What to produce: Would you restate every entry that follows, word for word, and leave out the pictures?

**** Provided data ****

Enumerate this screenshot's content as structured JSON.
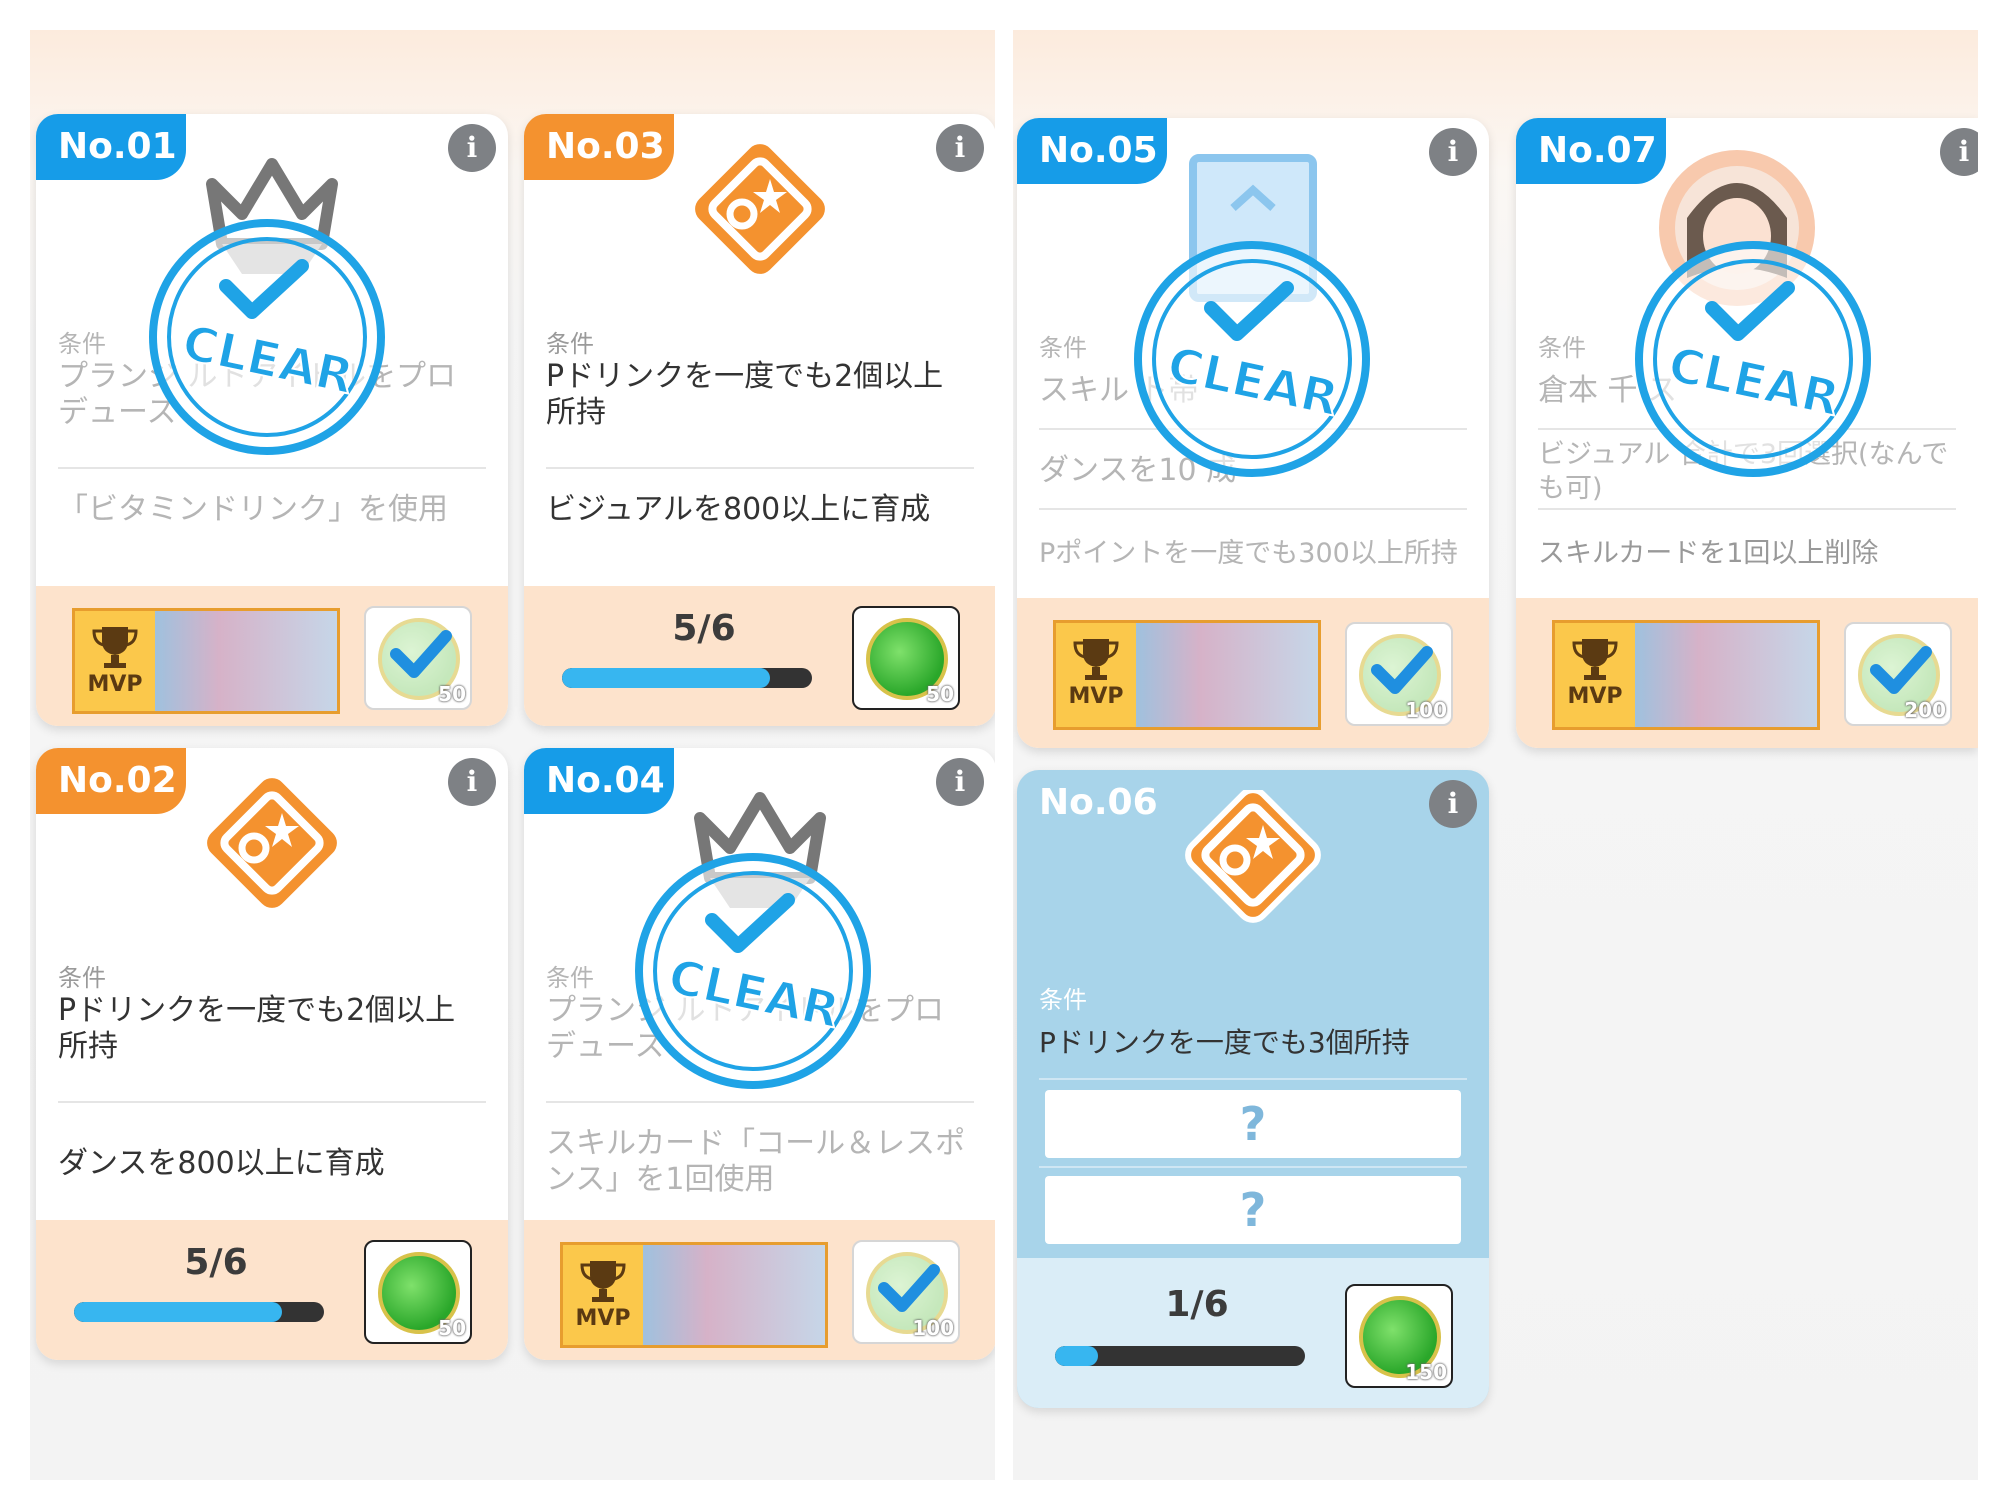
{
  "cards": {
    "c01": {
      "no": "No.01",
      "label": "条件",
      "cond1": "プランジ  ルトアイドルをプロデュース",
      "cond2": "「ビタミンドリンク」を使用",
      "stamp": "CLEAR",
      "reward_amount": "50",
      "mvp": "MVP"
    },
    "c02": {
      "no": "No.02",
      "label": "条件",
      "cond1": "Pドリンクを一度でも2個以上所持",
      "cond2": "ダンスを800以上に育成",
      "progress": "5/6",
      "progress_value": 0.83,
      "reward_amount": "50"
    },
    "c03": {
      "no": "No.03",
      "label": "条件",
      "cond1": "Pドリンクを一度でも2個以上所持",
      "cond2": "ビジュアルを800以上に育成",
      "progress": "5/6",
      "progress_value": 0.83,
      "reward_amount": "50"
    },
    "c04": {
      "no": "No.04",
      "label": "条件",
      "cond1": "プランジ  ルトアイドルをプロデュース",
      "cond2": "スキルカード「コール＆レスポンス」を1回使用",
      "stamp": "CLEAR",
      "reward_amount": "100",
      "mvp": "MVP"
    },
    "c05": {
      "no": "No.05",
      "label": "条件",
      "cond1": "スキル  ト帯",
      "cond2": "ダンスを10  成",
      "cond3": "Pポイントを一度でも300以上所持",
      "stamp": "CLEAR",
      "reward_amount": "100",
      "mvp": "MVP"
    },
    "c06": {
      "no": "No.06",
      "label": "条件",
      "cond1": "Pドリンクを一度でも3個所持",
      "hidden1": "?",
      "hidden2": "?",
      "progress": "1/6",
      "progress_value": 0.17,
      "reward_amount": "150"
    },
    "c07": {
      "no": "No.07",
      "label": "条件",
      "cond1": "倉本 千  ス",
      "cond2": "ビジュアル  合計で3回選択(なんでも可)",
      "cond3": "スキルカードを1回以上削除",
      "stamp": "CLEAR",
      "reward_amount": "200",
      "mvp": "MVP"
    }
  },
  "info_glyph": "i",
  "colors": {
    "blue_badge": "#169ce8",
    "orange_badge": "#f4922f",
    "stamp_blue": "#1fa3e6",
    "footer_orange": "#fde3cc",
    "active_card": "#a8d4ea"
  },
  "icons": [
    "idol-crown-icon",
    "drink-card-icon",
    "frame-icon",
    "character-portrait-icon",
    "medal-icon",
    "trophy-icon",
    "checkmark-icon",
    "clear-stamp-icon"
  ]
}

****

Task result:
Enumerate this screenshot's content as structured JSON.
{
  "cards": {
    "c01": {
      "no": "No.01",
      "label": "条件",
      "cond1": "プランジ  ルトアイドルをプロデュース",
      "cond2": "「ビタミンドリンク」を使用",
      "stamp": "CLEAR",
      "reward_amount": "50",
      "mvp": "MVP"
    },
    "c02": {
      "no": "No.02",
      "label": "条件",
      "cond1": "Pドリンクを一度でも2個以上所持",
      "cond2": "ダンスを800以上に育成",
      "progress": "5/6",
      "progress_value": 0.83,
      "reward_amount": "50"
    },
    "c03": {
      "no": "No.03",
      "label": "条件",
      "cond1": "Pドリンクを一度でも2個以上所持",
      "cond2": "ビジュアルを800以上に育成",
      "progress": "5/6",
      "progress_value": 0.83,
      "reward_amount": "50"
    },
    "c04": {
      "no": "No.04",
      "label": "条件",
      "cond1": "プランジ  ルトアイドルをプロデュース",
      "cond2": "スキルカード「コール＆レスポンス」を1回使用",
      "stamp": "CLEAR",
      "reward_amount": "100",
      "mvp": "MVP"
    },
    "c05": {
      "no": "No.05",
      "label": "条件",
      "cond1": "スキル  ト帯",
      "cond2": "ダンスを10  成",
      "cond3": "Pポイントを一度でも300以上所持",
      "stamp": "CLEAR",
      "reward_amount": "100",
      "mvp": "MVP"
    },
    "c06": {
      "no": "No.06",
      "label": "条件",
      "cond1": "Pドリンクを一度でも3個所持",
      "hidden1": "?",
      "hidden2": "?",
      "progress": "1/6",
      "progress_value": 0.17,
      "reward_amount": "150"
    },
    "c07": {
      "no": "No.07",
      "label": "条件",
      "cond1": "倉本 千  ス",
      "cond2": "ビジュアル  合計で3回選択(なんでも可)",
      "cond3": "スキルカードを1回以上削除",
      "stamp": "CLEAR",
      "reward_amount": "200",
      "mvp": "MVP"
    }
  },
  "info_glyph": "i",
  "colors": {
    "blue_badge": "#169ce8",
    "orange_badge": "#f4922f",
    "stamp_blue": "#1fa3e6",
    "footer_orange": "#fde3cc",
    "active_card": "#a8d4ea"
  },
  "icons": [
    "idol-crown-icon",
    "drink-card-icon",
    "frame-icon",
    "character-portrait-icon",
    "medal-icon",
    "trophy-icon",
    "checkmark-icon",
    "clear-stamp-icon"
  ]
}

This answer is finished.